# [WHAT THE TASK REQUIRES]
The exercise asks you to copy every line below in which "TrailPar" appears.

# [EXERCISE INPUT]
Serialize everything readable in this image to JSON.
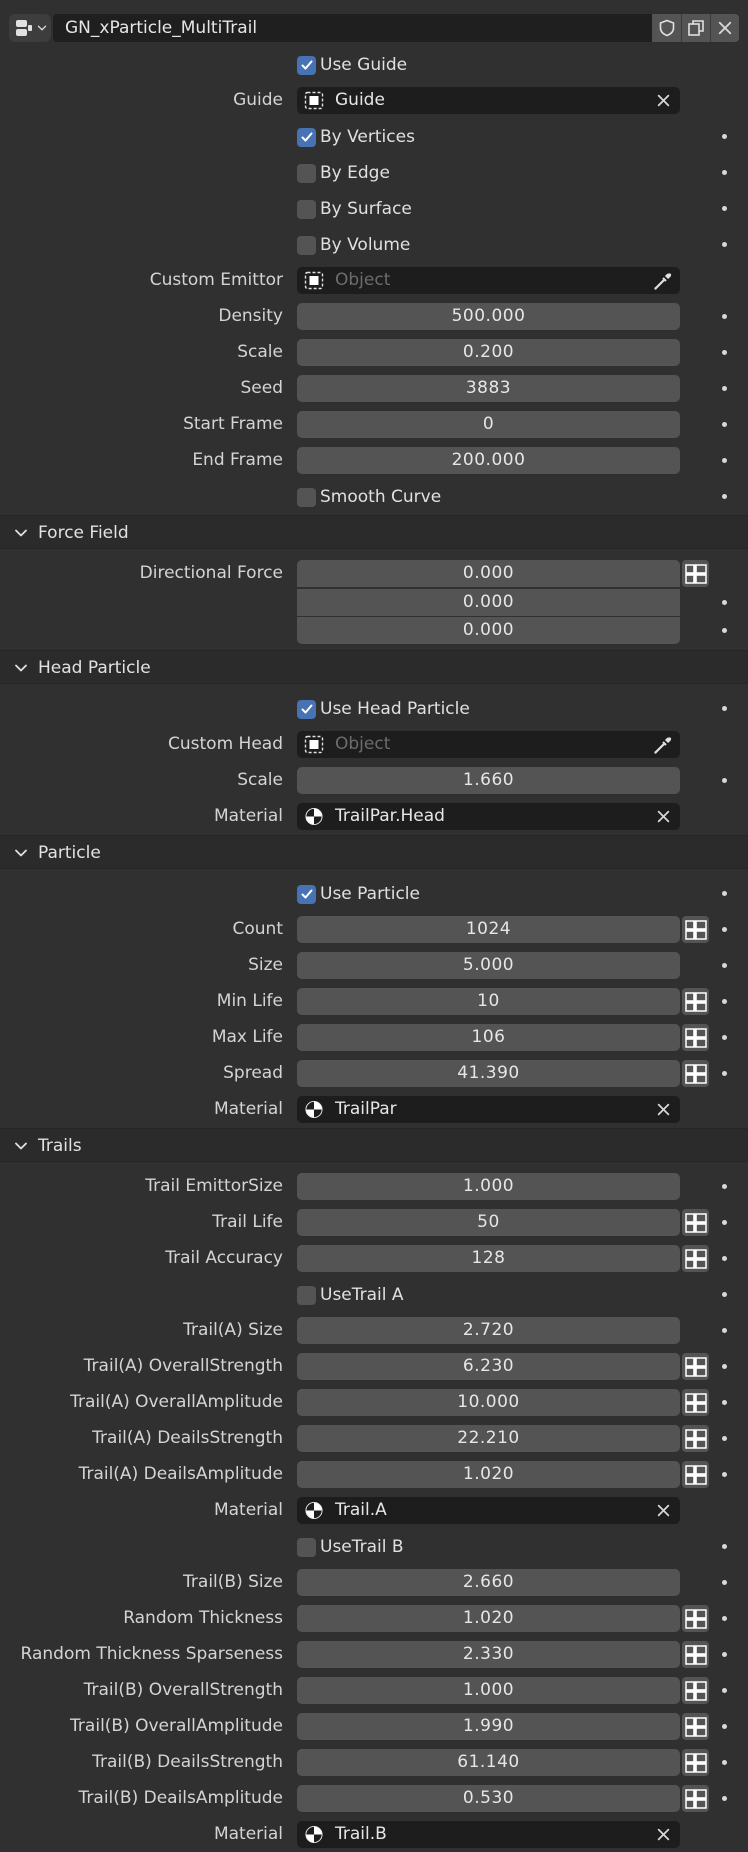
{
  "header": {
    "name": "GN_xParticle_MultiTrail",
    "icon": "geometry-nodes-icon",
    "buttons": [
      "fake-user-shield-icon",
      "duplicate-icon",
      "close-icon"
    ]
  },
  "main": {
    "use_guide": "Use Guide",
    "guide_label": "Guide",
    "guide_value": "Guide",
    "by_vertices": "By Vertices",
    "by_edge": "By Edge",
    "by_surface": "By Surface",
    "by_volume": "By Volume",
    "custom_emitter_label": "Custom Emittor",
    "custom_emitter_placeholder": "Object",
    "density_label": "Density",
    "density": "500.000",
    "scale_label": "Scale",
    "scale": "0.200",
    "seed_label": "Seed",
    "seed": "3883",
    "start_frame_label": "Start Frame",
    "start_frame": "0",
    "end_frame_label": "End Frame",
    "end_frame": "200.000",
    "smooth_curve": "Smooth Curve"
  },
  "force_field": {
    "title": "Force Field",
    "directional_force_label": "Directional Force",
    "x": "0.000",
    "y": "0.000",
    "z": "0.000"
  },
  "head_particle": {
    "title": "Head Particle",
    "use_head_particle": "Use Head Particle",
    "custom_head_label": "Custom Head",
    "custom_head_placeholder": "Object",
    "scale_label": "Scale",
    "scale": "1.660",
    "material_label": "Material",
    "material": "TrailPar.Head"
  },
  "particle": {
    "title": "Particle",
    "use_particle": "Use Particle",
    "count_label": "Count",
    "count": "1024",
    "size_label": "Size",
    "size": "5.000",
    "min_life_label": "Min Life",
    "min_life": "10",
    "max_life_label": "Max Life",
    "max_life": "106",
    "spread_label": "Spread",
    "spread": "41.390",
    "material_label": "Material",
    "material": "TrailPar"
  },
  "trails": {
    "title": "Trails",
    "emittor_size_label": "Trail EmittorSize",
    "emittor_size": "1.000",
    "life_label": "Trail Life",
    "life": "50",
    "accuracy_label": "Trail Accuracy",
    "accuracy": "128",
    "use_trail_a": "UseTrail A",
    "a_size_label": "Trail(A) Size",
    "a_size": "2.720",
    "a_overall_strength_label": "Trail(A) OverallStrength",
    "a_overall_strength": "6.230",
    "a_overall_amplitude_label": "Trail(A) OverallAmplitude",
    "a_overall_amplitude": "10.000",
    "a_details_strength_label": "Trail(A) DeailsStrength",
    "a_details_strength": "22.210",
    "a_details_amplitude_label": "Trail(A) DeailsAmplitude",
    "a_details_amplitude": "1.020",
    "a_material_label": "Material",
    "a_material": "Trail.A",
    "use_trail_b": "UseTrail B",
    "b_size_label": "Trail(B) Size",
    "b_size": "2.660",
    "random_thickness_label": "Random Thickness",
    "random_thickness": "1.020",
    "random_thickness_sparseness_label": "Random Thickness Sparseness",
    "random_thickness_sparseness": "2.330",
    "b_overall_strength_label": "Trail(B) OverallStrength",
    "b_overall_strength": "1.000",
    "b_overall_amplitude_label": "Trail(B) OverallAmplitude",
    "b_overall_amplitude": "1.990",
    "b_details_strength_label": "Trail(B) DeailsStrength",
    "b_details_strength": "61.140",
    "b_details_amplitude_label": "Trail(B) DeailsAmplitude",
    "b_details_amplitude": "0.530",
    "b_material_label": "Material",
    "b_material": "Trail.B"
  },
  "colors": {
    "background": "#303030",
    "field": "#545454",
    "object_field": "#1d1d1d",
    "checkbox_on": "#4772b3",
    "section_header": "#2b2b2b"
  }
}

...

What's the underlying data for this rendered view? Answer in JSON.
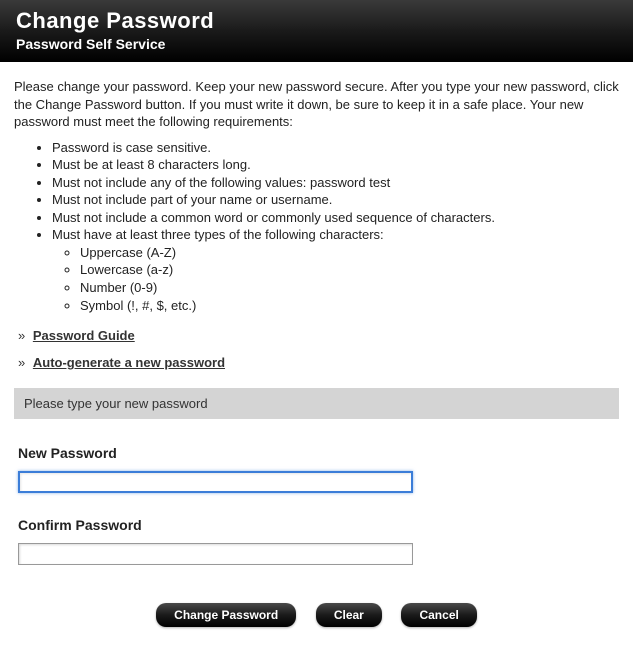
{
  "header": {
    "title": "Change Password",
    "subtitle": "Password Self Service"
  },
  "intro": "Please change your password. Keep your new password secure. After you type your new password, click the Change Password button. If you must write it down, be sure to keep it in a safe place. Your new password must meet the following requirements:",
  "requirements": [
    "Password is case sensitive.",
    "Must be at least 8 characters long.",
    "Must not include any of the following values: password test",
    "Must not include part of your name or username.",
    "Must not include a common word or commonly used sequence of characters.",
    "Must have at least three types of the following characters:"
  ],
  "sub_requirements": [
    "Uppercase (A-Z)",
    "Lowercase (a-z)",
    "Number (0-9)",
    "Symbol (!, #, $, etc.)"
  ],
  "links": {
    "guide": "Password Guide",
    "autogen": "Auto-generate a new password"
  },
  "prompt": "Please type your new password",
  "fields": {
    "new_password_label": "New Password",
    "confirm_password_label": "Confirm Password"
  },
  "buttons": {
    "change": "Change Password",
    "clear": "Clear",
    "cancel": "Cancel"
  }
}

# [YOUR SOLUTION]
    "material": "TrailPar.Head"
    "material": "TrailPar"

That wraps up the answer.